After winning the LPGA championship back in June, the Taiwanese youngster treated herself to a karaoke machine. With an obvious fondness for music, it would’ve been nice to think that the world No.1 celebrated her latest triumph last night by belting out the hits to the ruddy-faced regulars of the Stag’s Head pub in downtown Carnoustie.
Tseng’s successful defence of the British title over the redoubtable Angus links may have started off on the wrong note with a bogey on the opening hole yesterday, but the 22-year-old eased her pre-round jitters and was swiftly back on song as she closed with a three-under 69 for a 16-under 272 to become the youngest player in history to rack up five major titles.
The great Patty Berg was 25 by the time she won her fifth big one in 1943, seven years before the LPGA was even founded. And Tiger Woods was something of a wizened 24 years and seven months before he reached a similar figure in the men’s game.
Tseng, who continues to tighten her vice-like grip of dominance on the women’s circuit, eased to a four-shot win over the fast-finishing Brittany Lang of the US and picked up a cheque for £239,047 after becoming the first player since Sherri Steinhauer in 1999 to claim back-to-back British Opens.
Sweden’s Sophie Gustafson made a final-day thrust and birdied three of her last five holes in a 68 to take third on 277 while Catriona Matthew’s spirited challenge was scuppered by a crippling six on the 18th for a 72 as she dropped back into a tie for fifth on 279.
The 41-year-old from North Berwick, the winner of the British crown at Lytham in 2009, finished alongside Germany’s Caroline Masson, who led by two with 18 holes to play but slithered off the top with a ruinous 78 that was strewn with debris.
Despite the churning belly prior to tee-off, it would eventually be Tseng’s day. “I was really nervous before I teed off and my stomach was hurting,” she admitted. “When I got closer to the putting green and my tee-time was getting nearer my stomach was getting worse.
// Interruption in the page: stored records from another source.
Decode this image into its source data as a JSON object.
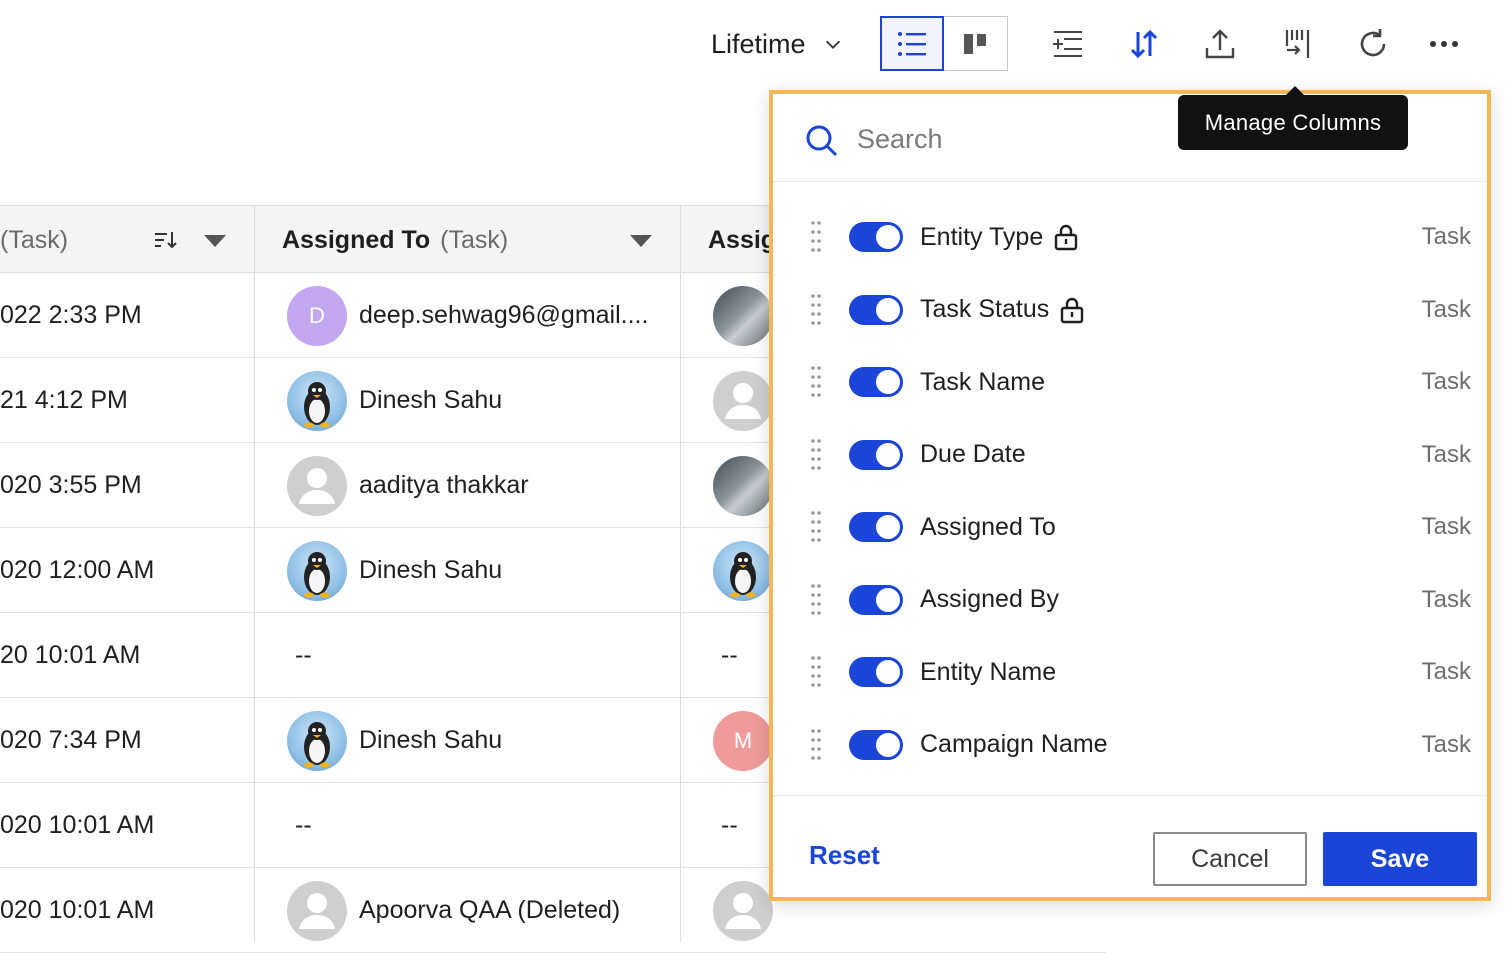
{
  "toolbar": {
    "date_range": "Lifetime",
    "accent": "#1b45d6"
  },
  "table": {
    "headers": [
      {
        "name": "(Task)",
        "sub": ""
      },
      {
        "name": "Assigned To",
        "sub": "(Task)"
      },
      {
        "name": "Assig",
        "sub": ""
      }
    ],
    "rows": [
      {
        "date": "022 2:33 PM",
        "assignee": "deep.sehwag96@gmail....",
        "avatar": "letter",
        "letter": "D",
        "by": "",
        "by_avatar": "photo"
      },
      {
        "date": "21 4:12 PM",
        "assignee": "Dinesh Sahu",
        "avatar": "tux",
        "letter": "",
        "by": "",
        "by_avatar": "default"
      },
      {
        "date": "020 3:55 PM",
        "assignee": "aaditya thakkar",
        "avatar": "default",
        "letter": "",
        "by": "",
        "by_avatar": "photo"
      },
      {
        "date": "020 12:00 AM",
        "assignee": "Dinesh Sahu",
        "avatar": "tux",
        "letter": "",
        "by": "",
        "by_avatar": "tux"
      },
      {
        "date": "20 10:01 AM",
        "assignee": "--",
        "avatar": "none",
        "letter": "",
        "by": "--",
        "by_avatar": "none"
      },
      {
        "date": "020 7:34 PM",
        "assignee": "Dinesh Sahu",
        "avatar": "tux",
        "letter": "",
        "by": "",
        "by_avatar": "letter-m",
        "by_letter": "M"
      },
      {
        "date": "020 10:01 AM",
        "assignee": "--",
        "avatar": "none",
        "letter": "",
        "by": "--",
        "by_avatar": "none"
      },
      {
        "date": "020 10:01 AM",
        "assignee": "Apoorva QAA (Deleted)",
        "avatar": "default",
        "letter": "",
        "by": "",
        "by_avatar": "default"
      }
    ]
  },
  "manage_columns": {
    "tooltip": "Manage Columns",
    "search_placeholder": "Search",
    "columns": [
      {
        "label": "Entity Type",
        "tag": "Task",
        "locked": true,
        "enabled": true
      },
      {
        "label": "Task Status",
        "tag": "Task",
        "locked": true,
        "enabled": true
      },
      {
        "label": "Task Name",
        "tag": "Task",
        "locked": false,
        "enabled": true
      },
      {
        "label": "Due Date",
        "tag": "Task",
        "locked": false,
        "enabled": true
      },
      {
        "label": "Assigned To",
        "tag": "Task",
        "locked": false,
        "enabled": true
      },
      {
        "label": "Assigned By",
        "tag": "Task",
        "locked": false,
        "enabled": true
      },
      {
        "label": "Entity Name",
        "tag": "Task",
        "locked": false,
        "enabled": true
      },
      {
        "label": "Campaign Name",
        "tag": "Task",
        "locked": false,
        "enabled": true
      }
    ],
    "reset_label": "Reset",
    "cancel_label": "Cancel",
    "save_label": "Save"
  }
}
I told my caddie and my coach about my nerves but they said that was okay because the others players are going to feel just as nervous as you.”
Tseng, two off the pace after 54-holes, did little to ease the butterflies with a three-putt bogey from distance on the first as the unheralded Masson, ranked 141st on the global pecking order, holed out for par to increase her overnight advantage to three.
The 22-year-old’s lead did not last long however, and a brace of bogey fives at the second and third set in motion her agonising collapse as Tseng began to stamp her authority on proceedings with birdies at the third and sixth which lifted her to the front.
To the delight of the home galleries, it was Matthew, lagging six shots off the pace going into the concluding day, who emerged as a serious challenger as she plotted a tidy path up into contention with birdies at six and nine to turn in two-under.
While Tseng suffered an unusual wobble with bogeys at both the 12th and 13th, Matthew had an opportunity to heap the pressure on at the 14th but her 10-footer for birdie lipped out. Had that dropped, the Scot would have been lurking just a stroke behind, but the chance was lost.
She misjudged her approach on the profitable 17th, dribbled into the bunker and could only make a par-five before the day ended on a sour note when she found the left-hand rough down the 18th. A pulled five-iron approach then bounced out of bounds and led to a deflating double-bogey six.
“I knew I was in there at one stage but it’s a pity I didn’t birdie the 14th,” she lamented. “That could’ve put the pressure on.”
As Matthew’s assault petered out, it was Lang, the 25-year-old from Virginia, who had propelled herself into second with a four-under back-nine in a fine 67 for a 12-under 276. Tseng recovered her composure from her earlier blip and, when she trundled in a 15-footer for birdie at the 17th, a three-stroke lead coming up the last was hers.
Carnoustie had witnessed this before of course in the shape of Jean Van de Velde during the 1999 Open. There was to be no farce this time, just a final flourish. Tseng thrashed her drive away before pinging a nine-iron to within three-feet and knocking in the birdie putt to set the seal.
“I was thinking about Jean Van de Velde and I thought I’d better hit a good drive,” she smiled. “It’s so great making history on this golf course and I feel wonderful. To win in Scotland, the home of golf, is really wonderful and for it to be my fifth major, faster than anyone else, also makes this a very special day in my life.”